Research has shown that WIC has played an important role in improving birth outcomes and containing health care costs, resulting in longer pregnancies, fewer infant deaths, a greater likelihood of receiving prenatal care, improved infant-feeding practices, and immunization rates

Financial Security:
Colorado Works

In building a foundation for self-sufficiency, some Colorado families need some extra tools to ensure they can weather challenging financial circumstances and obtain basic resources to help them and their communities reach their potential.
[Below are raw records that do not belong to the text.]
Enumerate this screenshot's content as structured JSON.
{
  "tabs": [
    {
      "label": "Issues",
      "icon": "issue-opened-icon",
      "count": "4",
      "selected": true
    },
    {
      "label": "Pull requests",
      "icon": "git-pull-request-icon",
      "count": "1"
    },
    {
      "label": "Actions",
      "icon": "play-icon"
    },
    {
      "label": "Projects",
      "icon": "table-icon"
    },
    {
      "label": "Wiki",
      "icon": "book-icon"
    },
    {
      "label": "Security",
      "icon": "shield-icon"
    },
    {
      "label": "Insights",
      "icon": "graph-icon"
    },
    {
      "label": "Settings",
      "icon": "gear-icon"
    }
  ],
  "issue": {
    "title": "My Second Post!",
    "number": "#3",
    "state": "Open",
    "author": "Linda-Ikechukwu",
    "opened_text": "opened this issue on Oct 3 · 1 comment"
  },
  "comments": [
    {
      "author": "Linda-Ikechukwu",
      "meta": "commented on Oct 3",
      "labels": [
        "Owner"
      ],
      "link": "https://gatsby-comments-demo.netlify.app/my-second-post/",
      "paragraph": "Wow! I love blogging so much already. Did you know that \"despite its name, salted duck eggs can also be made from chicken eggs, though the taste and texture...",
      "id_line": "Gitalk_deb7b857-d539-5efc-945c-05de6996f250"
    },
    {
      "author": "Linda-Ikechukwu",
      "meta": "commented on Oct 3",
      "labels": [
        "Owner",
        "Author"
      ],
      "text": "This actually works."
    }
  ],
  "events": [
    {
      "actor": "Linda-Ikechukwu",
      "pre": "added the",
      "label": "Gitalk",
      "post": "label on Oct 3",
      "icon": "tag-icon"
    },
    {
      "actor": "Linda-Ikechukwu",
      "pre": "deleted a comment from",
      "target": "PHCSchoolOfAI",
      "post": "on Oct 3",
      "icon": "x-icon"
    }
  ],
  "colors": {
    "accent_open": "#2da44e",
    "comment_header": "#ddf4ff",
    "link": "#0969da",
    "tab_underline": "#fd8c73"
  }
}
Colorado Works is Colorado's Temporary Assistance for Needy Families (TANF) program and provides public assistance to families in need. The Colorado Works program is designed to assist participants in becoming self-sufficient by strengthening the economic and social stability of families. The program provides monthly cash assistance and support services to eligible Colorado families.

The program is primarily funded by a federal block grant to the state. Counties also contribute about 20% of the cost.


Child care is a must for working families. Along with ensuring that parents can work or obtain job skills training to improve their families' economic security, studies show that quality child care improves children's academic performance, career development and health outcomes.

Yet despite these proven benefits, low-income families often struggle with the cost of child care. Colorado ranks among the top 10 most expensive states in the country for center-based child care. For families with an infant, full-time enrollment at a child care center cost an average of $15,140 a year-or about three-quarters of the total income of a family of three living at the Federal Poverty Level (FPL).

The Colorado Child Care Assistance Program (CCCAP) provides child care assistance to parents who are working, searching for employment or participating in training, and parents who are enrolled in the Colorado Works Program and need child care services to support their efforts toward self-sufficiency. Most of the money for CCCAP comes from the federal Child Care and Development Fund. Each county can set their own income eligibility limit as long as it is at or above 165% of the federal poverty level and does not exceed 85% of area median income.

Unfortunately, while the need is growing, only an estimated one-quarter of all eligible children in the state are served by CCCAP. Low reimbursement rates have also resulted in fewer providers willing to accept CCCAP subsidies.